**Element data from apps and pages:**
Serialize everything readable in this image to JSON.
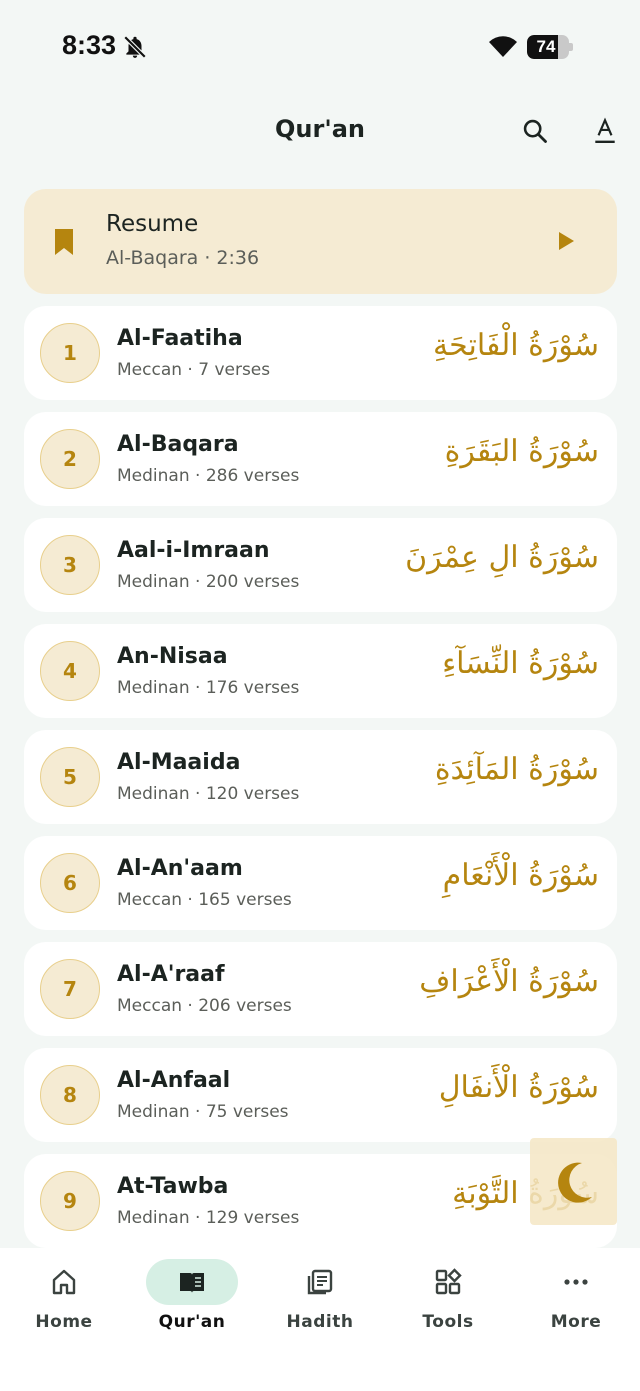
{
  "status_bar": {
    "time": "8:33",
    "battery_level": "74",
    "battery_fraction": 0.74
  },
  "header": {
    "title": "Qur'an",
    "search_icon": "search-icon",
    "font_size_icon": "text-format-icon"
  },
  "resume": {
    "title": "Resume",
    "subtitle": "Al-Baqara · 2:36",
    "bookmark_icon": "bookmark-icon",
    "play_icon": "play-icon"
  },
  "surahs": [
    {
      "number": "1",
      "name": "Al-Faatiha",
      "meta": "Meccan · 7 verses",
      "arabic": "سُوْرَةُ الْفَاتِحَةِ"
    },
    {
      "number": "2",
      "name": "Al-Baqara",
      "meta": "Medinan · 286 verses",
      "arabic": "سُوْرَةُ البَقَرَةِ"
    },
    {
      "number": "3",
      "name": "Aal-i-Imraan",
      "meta": "Medinan · 200 verses",
      "arabic": "سُوْرَةُ الِ عِمْرَنَ"
    },
    {
      "number": "4",
      "name": "An-Nisaa",
      "meta": "Medinan · 176 verses",
      "arabic": "سُوْرَةُ النِّسَآءِ"
    },
    {
      "number": "5",
      "name": "Al-Maaida",
      "meta": "Medinan · 120 verses",
      "arabic": "سُوْرَةُ المَآئِدَةِ"
    },
    {
      "number": "6",
      "name": "Al-An'aam",
      "meta": "Meccan · 165 verses",
      "arabic": "سُوْرَةُ الْأَنْعَامِ"
    },
    {
      "number": "7",
      "name": "Al-A'raaf",
      "meta": "Meccan · 206 verses",
      "arabic": "سُوْرَةُ الْأَعْرَافِ"
    },
    {
      "number": "8",
      "name": "Al-Anfaal",
      "meta": "Medinan · 75 verses",
      "arabic": "سُوْرَةُ الْأَنفَالِ"
    },
    {
      "number": "9",
      "name": "At-Tawba",
      "meta": "Medinan · 129 verses",
      "arabic": "سُوْرَةُ التَّوْبَةِ"
    }
  ],
  "theme_toggle": {
    "icon": "crescent-moon-icon"
  },
  "bottom_nav": {
    "items": [
      {
        "label": "Home",
        "icon": "home-icon",
        "active": false
      },
      {
        "label": "Qur'an",
        "icon": "book-icon",
        "active": true
      },
      {
        "label": "Hadith",
        "icon": "article-icon",
        "active": false
      },
      {
        "label": "Tools",
        "icon": "grid-tools-icon",
        "active": false
      },
      {
        "label": "More",
        "icon": "more-dots-icon",
        "active": false
      }
    ]
  },
  "colors": {
    "accent_gold": "#b5850f",
    "resume_bg": "#f5ebd3",
    "nav_active_bg": "#d6efe4",
    "page_bg": "#f3f7f5"
  }
}
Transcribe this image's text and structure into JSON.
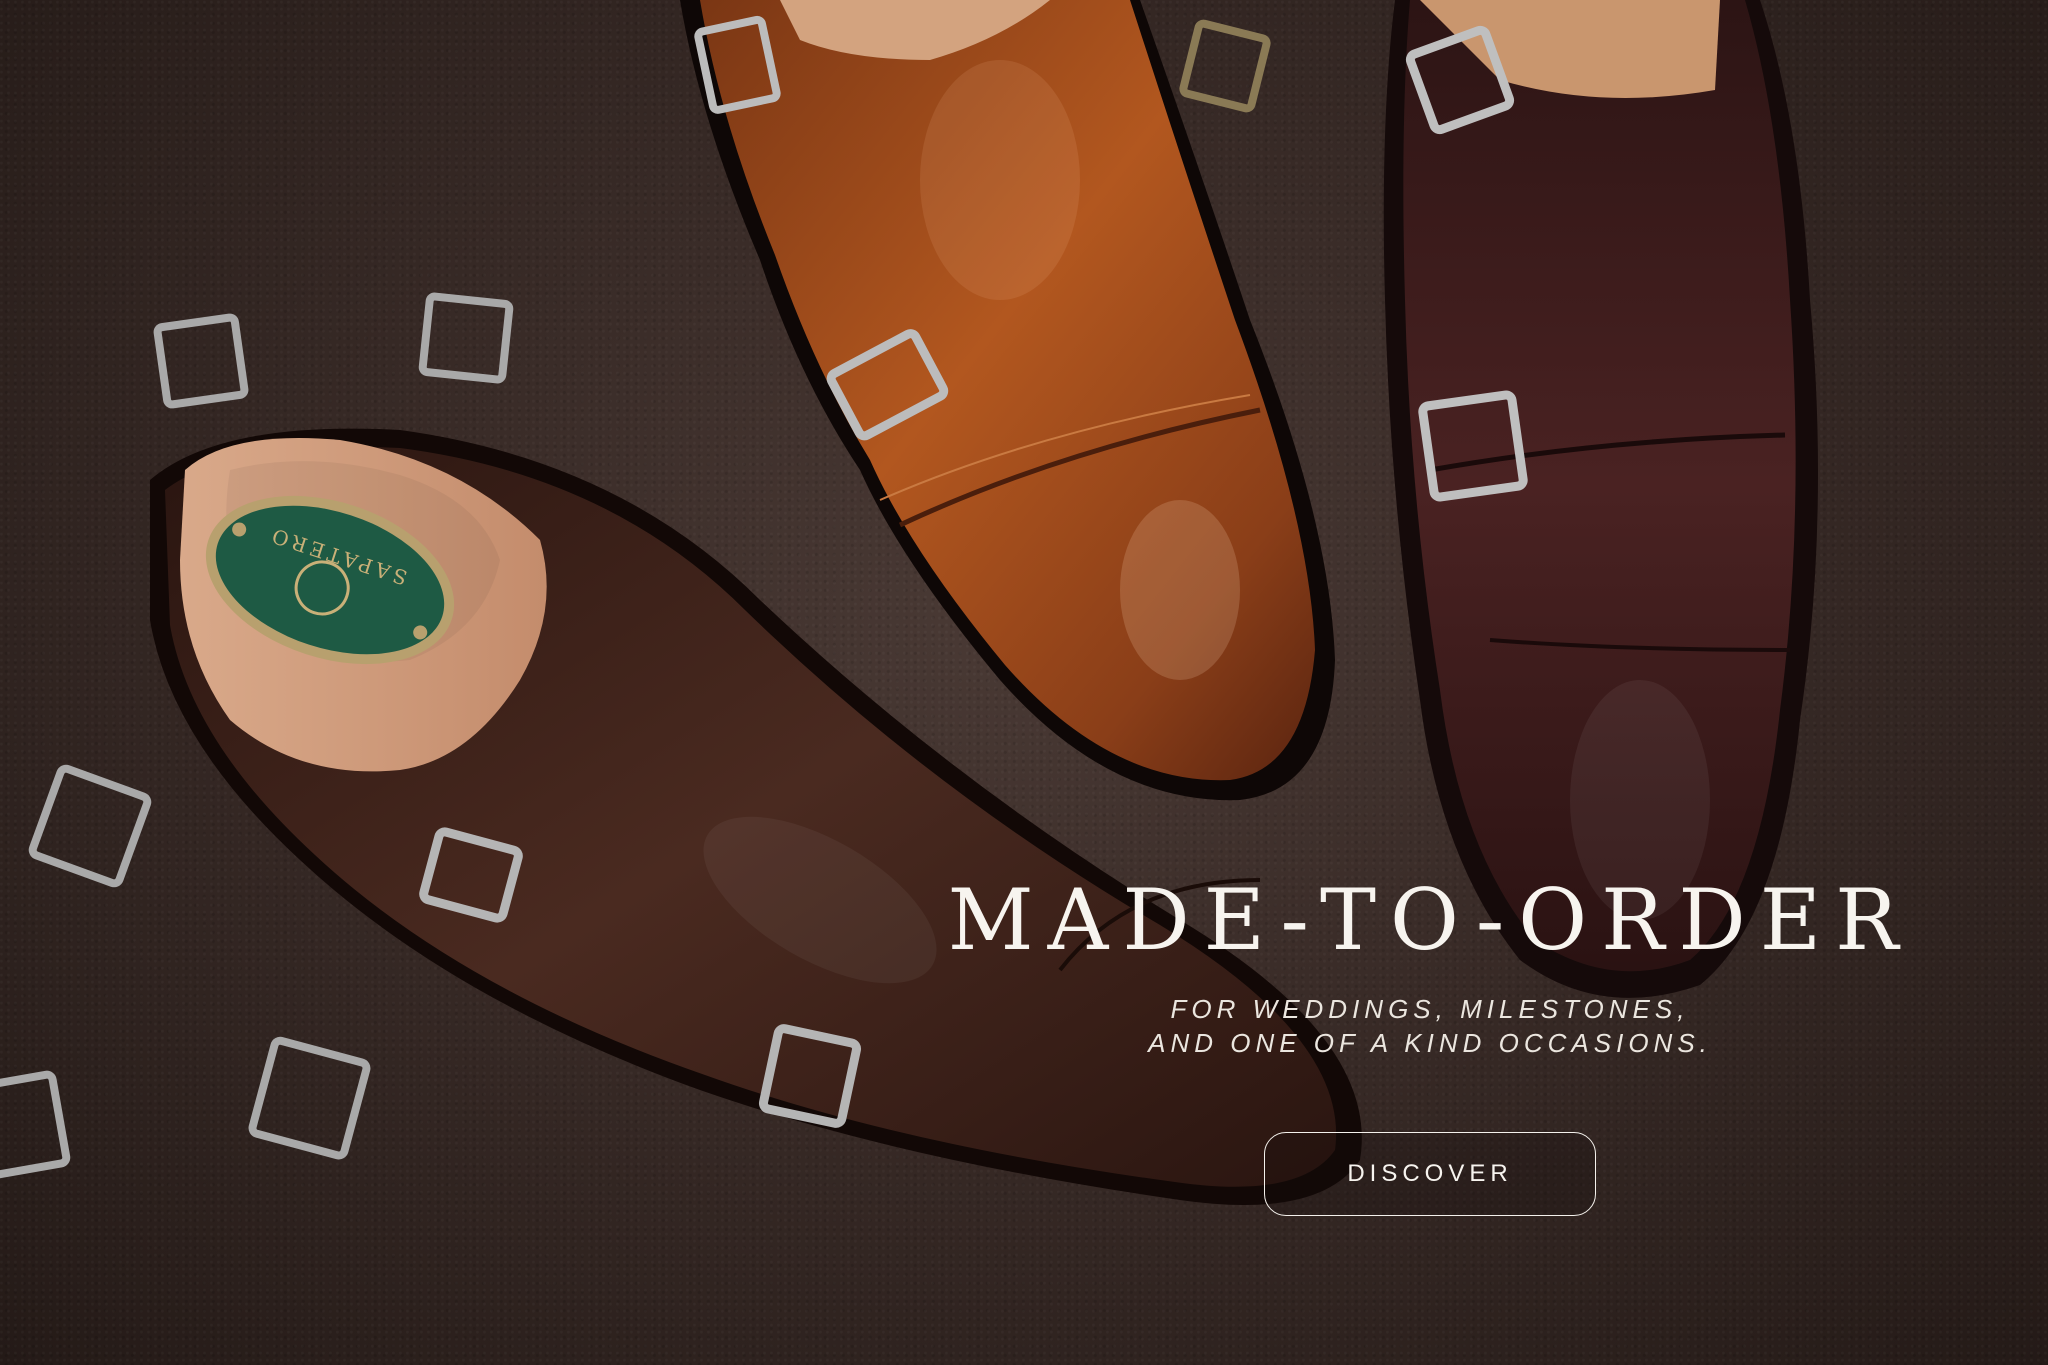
{
  "hero": {
    "headline": "MADE-TO-ORDER",
    "subline_1": "FOR WEDDINGS, MILESTONES,",
    "subline_2": "AND ONE OF A KIND OCCASIONS.",
    "cta_label": "DISCOVER"
  },
  "shoe_tree": {
    "badge_text": "SAPATERO"
  },
  "colors": {
    "background": "#3a2c28",
    "tan_shoe": "#9b4a1f",
    "dark_brown_shoe": "#3a1f18",
    "burgundy_shoe": "#3a1a1a",
    "badge_green": "#1e5a44",
    "text": "#f7f4ef"
  }
}
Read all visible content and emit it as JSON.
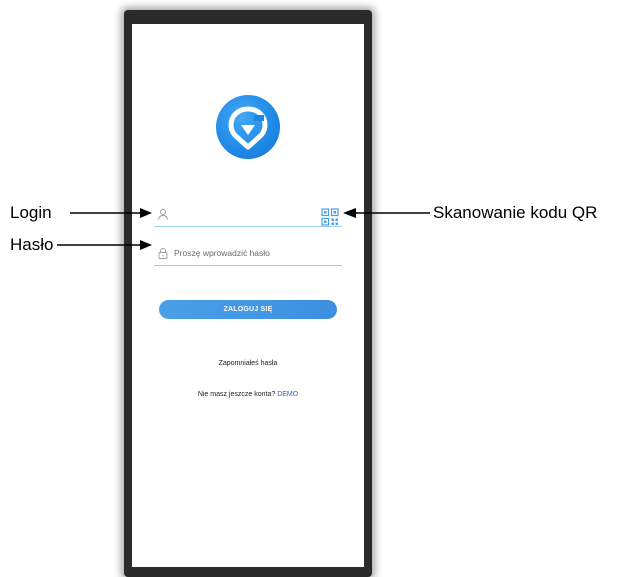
{
  "annotations": {
    "login": "Login",
    "password": "Hasło",
    "qr_scan": "Skanowanie kodu QR"
  },
  "form": {
    "login_placeholder": "",
    "password_placeholder": "Proszę wprowadzić hasło",
    "login_button": "ZALOGUJ SIĘ",
    "forgot_password": "Zapomniałeś hasła",
    "no_account_text": "Nie masz jeszcze konta?",
    "demo_link": "DEMO"
  },
  "icons": {
    "logo": "app-logo-g-pin",
    "login_field": "user-icon",
    "password_field": "lock-icon",
    "qr": "qr-code-icon"
  },
  "colors": {
    "accent": "#1e88e5",
    "button": "#4a9fe8",
    "link": "#2b60c9",
    "field_underline": "#9fd0f0"
  }
}
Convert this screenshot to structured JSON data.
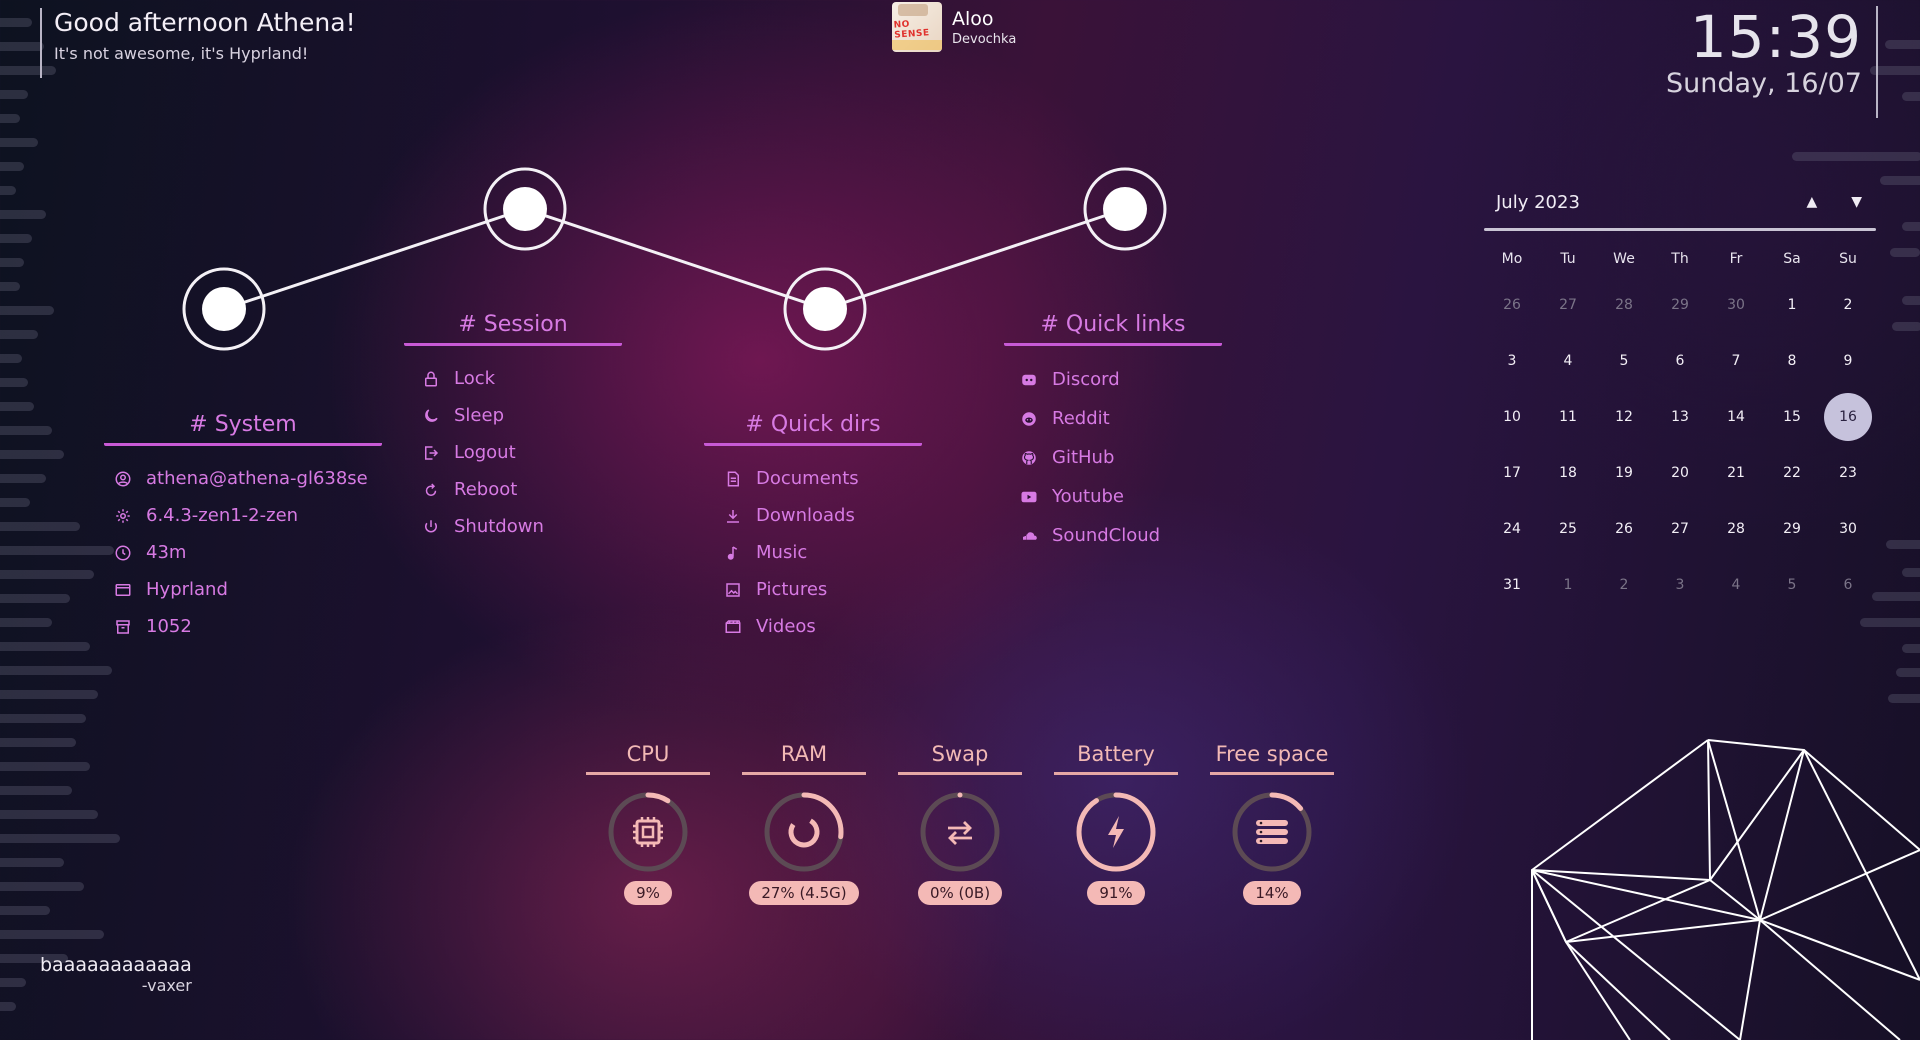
{
  "greeting": {
    "line1": "Good afternoon Athena!",
    "line2": "It's not awesome, it's Hyprland!"
  },
  "media": {
    "title": "Aloo",
    "artist": "Devochka",
    "album_art_text": "NO SENSE"
  },
  "clock": {
    "time": "15:39",
    "date": "Sunday, 16/07"
  },
  "system": {
    "title": "# System",
    "items": [
      {
        "icon": "user-circle-icon",
        "label": "athena@athena-gl638se"
      },
      {
        "icon": "kernel-gear-icon",
        "label": "6.4.3-zen1-2-zen"
      },
      {
        "icon": "clock-icon",
        "label": "43m"
      },
      {
        "icon": "window-icon",
        "label": "Hyprland"
      },
      {
        "icon": "package-icon",
        "label": "1052"
      }
    ]
  },
  "session": {
    "title": "# Session",
    "items": [
      {
        "icon": "lock-icon",
        "label": "Lock"
      },
      {
        "icon": "moon-icon",
        "label": "Sleep"
      },
      {
        "icon": "logout-icon",
        "label": "Logout"
      },
      {
        "icon": "reboot-icon",
        "label": "Reboot"
      },
      {
        "icon": "power-icon",
        "label": "Shutdown"
      }
    ]
  },
  "quick_dirs": {
    "title": "# Quick dirs",
    "items": [
      {
        "icon": "document-icon",
        "label": "Documents"
      },
      {
        "icon": "download-icon",
        "label": "Downloads"
      },
      {
        "icon": "music-note-icon",
        "label": "Music"
      },
      {
        "icon": "picture-icon",
        "label": "Pictures"
      },
      {
        "icon": "video-icon",
        "label": "Videos"
      }
    ]
  },
  "quick_links": {
    "title": "# Quick links",
    "items": [
      {
        "icon": "discord-icon",
        "label": "Discord"
      },
      {
        "icon": "reddit-icon",
        "label": "Reddit"
      },
      {
        "icon": "github-icon",
        "label": "GitHub"
      },
      {
        "icon": "youtube-icon",
        "label": "Youtube"
      },
      {
        "icon": "soundcloud-icon",
        "label": "SoundCloud"
      }
    ]
  },
  "calendar": {
    "month": "July 2023",
    "weekdays": [
      "Mo",
      "Tu",
      "We",
      "Th",
      "Fr",
      "Sa",
      "Su"
    ],
    "weeks": [
      [
        {
          "d": "26",
          "m": true
        },
        {
          "d": "27",
          "m": true
        },
        {
          "d": "28",
          "m": true
        },
        {
          "d": "29",
          "m": true
        },
        {
          "d": "30",
          "m": true
        },
        {
          "d": "1"
        },
        {
          "d": "2"
        }
      ],
      [
        {
          "d": "3"
        },
        {
          "d": "4"
        },
        {
          "d": "5"
        },
        {
          "d": "6"
        },
        {
          "d": "7"
        },
        {
          "d": "8"
        },
        {
          "d": "9"
        }
      ],
      [
        {
          "d": "10"
        },
        {
          "d": "11"
        },
        {
          "d": "12"
        },
        {
          "d": "13"
        },
        {
          "d": "14"
        },
        {
          "d": "15"
        },
        {
          "d": "16",
          "today": true
        }
      ],
      [
        {
          "d": "17"
        },
        {
          "d": "18"
        },
        {
          "d": "19"
        },
        {
          "d": "20"
        },
        {
          "d": "21"
        },
        {
          "d": "22"
        },
        {
          "d": "23"
        }
      ],
      [
        {
          "d": "24"
        },
        {
          "d": "25"
        },
        {
          "d": "26"
        },
        {
          "d": "27"
        },
        {
          "d": "28"
        },
        {
          "d": "29"
        },
        {
          "d": "30"
        }
      ],
      [
        {
          "d": "31"
        },
        {
          "d": "1",
          "m": true
        },
        {
          "d": "2",
          "m": true
        },
        {
          "d": "3",
          "m": true
        },
        {
          "d": "4",
          "m": true
        },
        {
          "d": "5",
          "m": true
        },
        {
          "d": "6",
          "m": true
        }
      ]
    ],
    "today_color": "#c6c2dc"
  },
  "resources": [
    {
      "label": "CPU",
      "value": "9%",
      "fraction": 0.09,
      "icon": "cpu-chip-icon"
    },
    {
      "label": "RAM",
      "value": "27% (4.5G)",
      "fraction": 0.27,
      "icon": "ram-ring-icon"
    },
    {
      "label": "Swap",
      "value": "0% (0B)",
      "fraction": 0.0,
      "icon": "swap-arrows-icon"
    },
    {
      "label": "Battery",
      "value": "91%",
      "fraction": 0.91,
      "icon": "lightning-icon"
    },
    {
      "label": "Free space",
      "value": "14%",
      "fraction": 0.14,
      "icon": "storage-stack-icon"
    }
  ],
  "quote": {
    "text": "baaaaaaaaaaaa",
    "author": "-vaxer"
  },
  "colors": {
    "accent": "#d77ae3",
    "gauge": "#f4b9b6",
    "track": "#5c4a54"
  }
}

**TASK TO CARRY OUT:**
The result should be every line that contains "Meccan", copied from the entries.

**RESPONSE AREA:**
      "meta": "Meccan · 7 verses",
      "meta": "Meccan · 165 verses",
      "meta": "Meccan · 206 verses",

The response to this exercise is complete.